That being said I felt the character psychology was done well and highly interesting to observe. Especially for the main character (whom isn't exactly likable or highly relatable but does manage to be somewhat interesting to spectate) but for the supporting cast just as well. There is undoubtedly much truth in the reputation of The Bell Jar being a "Catcher in the Rye for girls" but to consider it only that and nothing more would be a great injustice; it would be better called a "Catcher in the Rye for crazy girls." But of course I kid. The book earns its title of an individual work and is clearly very personal and autobiographical for its author. Plath sure does know how to convey insanity.

Plath is an interesting writer, both in life and work. Her style was a bit surprising to me. She's well known for her poetry and though I haven't read any as of yet I sort of expected a more poetic and detailed type of writing.
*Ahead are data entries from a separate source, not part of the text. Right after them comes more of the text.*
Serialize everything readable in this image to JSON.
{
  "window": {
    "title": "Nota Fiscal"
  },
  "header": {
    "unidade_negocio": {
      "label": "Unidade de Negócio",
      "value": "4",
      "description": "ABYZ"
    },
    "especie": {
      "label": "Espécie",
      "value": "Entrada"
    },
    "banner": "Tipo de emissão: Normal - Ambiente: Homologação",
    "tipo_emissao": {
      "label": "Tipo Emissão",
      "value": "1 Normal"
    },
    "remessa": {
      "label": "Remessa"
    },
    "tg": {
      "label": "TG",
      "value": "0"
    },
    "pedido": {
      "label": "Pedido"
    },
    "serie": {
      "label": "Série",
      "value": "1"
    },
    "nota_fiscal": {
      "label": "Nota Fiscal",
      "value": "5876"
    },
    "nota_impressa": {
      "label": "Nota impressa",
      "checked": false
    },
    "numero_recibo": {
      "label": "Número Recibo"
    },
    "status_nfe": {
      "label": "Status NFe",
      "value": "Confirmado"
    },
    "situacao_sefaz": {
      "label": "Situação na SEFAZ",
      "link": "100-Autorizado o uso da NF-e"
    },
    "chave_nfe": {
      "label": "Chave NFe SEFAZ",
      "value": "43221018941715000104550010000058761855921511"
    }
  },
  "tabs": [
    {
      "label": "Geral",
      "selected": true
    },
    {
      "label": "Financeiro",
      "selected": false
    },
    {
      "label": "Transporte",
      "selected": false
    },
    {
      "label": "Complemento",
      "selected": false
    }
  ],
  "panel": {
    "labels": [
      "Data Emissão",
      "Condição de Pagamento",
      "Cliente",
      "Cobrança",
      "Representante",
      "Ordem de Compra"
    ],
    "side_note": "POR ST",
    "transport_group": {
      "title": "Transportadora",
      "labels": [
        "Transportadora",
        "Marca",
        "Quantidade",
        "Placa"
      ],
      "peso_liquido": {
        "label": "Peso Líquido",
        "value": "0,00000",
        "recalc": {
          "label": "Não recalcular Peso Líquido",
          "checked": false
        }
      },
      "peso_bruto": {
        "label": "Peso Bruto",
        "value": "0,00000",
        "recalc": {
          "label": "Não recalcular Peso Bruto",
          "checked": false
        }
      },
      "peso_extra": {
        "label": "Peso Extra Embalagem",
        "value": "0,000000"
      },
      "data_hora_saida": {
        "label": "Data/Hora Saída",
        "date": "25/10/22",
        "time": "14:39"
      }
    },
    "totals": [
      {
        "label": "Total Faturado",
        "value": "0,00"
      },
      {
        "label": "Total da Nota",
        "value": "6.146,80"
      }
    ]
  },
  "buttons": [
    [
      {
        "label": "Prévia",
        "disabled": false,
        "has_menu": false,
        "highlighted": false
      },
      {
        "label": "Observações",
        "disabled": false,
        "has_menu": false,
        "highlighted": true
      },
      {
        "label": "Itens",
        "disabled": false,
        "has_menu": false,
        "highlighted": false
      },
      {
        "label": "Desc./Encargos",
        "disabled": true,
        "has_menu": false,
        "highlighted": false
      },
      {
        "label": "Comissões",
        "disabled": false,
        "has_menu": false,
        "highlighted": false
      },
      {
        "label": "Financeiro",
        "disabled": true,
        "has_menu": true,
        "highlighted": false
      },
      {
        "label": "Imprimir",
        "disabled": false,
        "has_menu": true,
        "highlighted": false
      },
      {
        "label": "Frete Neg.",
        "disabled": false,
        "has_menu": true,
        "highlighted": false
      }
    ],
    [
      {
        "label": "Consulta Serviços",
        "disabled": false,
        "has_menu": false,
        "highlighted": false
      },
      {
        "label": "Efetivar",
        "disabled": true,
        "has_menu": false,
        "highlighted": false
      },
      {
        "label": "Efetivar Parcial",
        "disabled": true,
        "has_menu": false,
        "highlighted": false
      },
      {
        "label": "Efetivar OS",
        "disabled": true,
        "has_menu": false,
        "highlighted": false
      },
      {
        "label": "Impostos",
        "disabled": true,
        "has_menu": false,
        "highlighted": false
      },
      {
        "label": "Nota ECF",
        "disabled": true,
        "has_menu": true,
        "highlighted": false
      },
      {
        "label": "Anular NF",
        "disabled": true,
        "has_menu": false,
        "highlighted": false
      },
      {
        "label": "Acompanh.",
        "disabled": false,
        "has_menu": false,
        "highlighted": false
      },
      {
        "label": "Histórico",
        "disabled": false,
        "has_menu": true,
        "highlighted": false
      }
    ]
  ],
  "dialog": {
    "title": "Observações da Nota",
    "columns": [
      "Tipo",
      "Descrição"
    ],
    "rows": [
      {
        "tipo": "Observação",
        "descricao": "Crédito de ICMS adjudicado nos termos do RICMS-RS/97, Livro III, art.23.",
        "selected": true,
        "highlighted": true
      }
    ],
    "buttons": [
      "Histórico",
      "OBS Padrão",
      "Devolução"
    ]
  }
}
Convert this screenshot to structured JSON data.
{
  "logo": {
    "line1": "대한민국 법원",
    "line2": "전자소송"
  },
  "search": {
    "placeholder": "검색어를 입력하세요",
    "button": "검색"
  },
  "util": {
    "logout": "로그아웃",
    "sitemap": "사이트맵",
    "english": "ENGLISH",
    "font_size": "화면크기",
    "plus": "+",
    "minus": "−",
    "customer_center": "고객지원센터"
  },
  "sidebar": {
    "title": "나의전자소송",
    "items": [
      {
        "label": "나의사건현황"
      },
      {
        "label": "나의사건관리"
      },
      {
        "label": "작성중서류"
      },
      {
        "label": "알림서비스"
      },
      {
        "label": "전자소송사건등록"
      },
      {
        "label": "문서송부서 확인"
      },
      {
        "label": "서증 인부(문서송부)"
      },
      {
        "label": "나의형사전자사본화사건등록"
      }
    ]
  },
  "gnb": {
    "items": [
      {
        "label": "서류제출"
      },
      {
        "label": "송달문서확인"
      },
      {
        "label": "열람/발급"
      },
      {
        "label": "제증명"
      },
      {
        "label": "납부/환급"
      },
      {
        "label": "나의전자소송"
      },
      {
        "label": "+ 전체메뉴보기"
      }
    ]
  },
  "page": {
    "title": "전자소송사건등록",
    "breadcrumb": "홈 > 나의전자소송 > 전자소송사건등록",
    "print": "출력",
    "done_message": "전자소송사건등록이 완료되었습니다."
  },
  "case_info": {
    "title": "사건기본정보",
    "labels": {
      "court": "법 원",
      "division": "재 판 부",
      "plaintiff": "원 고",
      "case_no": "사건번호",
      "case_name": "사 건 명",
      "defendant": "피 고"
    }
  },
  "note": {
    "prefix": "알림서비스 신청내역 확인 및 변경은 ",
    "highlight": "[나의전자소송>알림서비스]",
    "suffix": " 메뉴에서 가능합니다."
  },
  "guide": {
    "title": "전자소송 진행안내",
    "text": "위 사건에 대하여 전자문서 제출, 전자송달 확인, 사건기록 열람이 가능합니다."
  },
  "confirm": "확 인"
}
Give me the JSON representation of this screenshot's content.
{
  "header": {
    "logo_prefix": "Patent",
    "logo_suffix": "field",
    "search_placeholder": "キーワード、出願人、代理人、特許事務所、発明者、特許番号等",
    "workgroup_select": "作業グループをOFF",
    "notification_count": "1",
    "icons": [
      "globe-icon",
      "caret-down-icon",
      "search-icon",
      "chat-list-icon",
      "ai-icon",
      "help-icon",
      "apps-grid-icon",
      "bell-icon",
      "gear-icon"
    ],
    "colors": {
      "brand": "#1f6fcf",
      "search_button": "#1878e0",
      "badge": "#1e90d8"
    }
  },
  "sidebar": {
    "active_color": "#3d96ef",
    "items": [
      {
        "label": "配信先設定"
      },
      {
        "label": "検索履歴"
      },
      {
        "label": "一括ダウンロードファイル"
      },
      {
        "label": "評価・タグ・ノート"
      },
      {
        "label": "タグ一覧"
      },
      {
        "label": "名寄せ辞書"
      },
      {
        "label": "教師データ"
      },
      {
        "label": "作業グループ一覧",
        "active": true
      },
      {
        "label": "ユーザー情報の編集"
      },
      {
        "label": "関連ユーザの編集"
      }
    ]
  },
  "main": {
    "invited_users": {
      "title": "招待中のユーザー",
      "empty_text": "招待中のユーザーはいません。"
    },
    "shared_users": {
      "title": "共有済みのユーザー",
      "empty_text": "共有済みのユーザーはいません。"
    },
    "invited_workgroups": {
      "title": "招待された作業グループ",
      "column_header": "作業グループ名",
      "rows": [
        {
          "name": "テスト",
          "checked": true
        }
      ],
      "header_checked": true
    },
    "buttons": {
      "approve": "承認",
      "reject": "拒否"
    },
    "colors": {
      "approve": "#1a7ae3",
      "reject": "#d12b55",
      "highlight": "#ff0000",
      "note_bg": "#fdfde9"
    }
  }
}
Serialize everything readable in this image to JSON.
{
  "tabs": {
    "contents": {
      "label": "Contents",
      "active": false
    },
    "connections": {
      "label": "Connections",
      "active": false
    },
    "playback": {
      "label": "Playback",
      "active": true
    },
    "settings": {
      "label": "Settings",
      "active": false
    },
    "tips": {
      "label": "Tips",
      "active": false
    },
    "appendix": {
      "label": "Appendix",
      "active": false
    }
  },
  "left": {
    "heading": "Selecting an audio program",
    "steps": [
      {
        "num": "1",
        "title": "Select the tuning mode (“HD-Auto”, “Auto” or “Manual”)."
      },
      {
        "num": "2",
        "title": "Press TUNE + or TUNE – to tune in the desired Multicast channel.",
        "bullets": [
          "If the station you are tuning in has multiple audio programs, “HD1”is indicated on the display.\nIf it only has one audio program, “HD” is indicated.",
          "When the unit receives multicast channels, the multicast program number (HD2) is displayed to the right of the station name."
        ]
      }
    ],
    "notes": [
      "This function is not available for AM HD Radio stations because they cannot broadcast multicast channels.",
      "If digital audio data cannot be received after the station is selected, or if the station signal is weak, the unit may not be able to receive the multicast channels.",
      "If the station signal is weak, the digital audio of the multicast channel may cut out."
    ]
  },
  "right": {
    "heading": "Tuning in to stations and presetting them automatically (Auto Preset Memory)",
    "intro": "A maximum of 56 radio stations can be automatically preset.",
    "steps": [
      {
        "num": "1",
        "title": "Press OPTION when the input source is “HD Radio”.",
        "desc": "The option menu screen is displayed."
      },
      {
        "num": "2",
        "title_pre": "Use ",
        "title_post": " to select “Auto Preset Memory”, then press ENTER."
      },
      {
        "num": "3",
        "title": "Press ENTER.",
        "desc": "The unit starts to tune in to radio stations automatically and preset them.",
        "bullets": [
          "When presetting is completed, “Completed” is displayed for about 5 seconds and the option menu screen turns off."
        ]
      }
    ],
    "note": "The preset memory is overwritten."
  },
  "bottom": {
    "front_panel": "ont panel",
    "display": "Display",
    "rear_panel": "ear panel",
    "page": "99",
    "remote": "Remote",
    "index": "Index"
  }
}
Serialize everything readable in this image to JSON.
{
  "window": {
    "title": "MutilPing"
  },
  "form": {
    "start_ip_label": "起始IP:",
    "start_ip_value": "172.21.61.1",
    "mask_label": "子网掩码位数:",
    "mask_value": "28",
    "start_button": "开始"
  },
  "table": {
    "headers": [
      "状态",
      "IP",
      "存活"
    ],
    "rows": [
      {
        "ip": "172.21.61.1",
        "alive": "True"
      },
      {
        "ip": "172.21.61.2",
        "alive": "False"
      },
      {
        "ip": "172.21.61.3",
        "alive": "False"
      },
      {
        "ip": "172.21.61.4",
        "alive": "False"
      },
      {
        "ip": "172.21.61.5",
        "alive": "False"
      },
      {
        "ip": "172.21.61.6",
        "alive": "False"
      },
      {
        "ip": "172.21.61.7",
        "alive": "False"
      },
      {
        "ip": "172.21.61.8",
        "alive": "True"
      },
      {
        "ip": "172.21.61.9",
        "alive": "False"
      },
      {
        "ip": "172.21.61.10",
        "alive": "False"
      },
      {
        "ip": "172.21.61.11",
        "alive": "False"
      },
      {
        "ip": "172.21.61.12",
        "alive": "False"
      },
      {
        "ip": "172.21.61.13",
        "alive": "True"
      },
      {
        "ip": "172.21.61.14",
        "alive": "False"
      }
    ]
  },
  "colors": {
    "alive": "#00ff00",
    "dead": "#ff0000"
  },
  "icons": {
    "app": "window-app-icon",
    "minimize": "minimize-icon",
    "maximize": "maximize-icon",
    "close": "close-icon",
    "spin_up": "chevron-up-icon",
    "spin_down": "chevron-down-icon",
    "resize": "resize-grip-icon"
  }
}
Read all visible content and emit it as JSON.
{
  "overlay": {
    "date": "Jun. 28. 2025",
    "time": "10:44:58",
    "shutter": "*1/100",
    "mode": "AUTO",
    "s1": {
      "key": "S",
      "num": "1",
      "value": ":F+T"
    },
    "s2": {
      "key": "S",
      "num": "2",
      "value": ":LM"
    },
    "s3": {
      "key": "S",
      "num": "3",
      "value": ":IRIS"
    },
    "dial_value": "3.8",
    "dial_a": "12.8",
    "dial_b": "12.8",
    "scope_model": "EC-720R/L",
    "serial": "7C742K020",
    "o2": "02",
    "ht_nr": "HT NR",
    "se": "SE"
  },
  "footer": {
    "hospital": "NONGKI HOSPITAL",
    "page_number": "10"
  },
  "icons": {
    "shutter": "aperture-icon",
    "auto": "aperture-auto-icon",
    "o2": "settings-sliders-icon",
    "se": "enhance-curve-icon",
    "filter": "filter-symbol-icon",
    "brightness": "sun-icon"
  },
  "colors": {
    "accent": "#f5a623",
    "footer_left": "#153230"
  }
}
And don't get me wrong, Plath manages to write very beautiful sentences and weave together powerful emotions, but she does it all in a very straight forward way, something that is surely a challenge to accomplish mind you, it's just not something I quite expected from a poet and it only makes me all the more interested to see what her poetry is like.

An enjoyable read and a solid novel. The first half is a little rough, and the end wasn't too satisfactory for me, but the book certainly has its moments.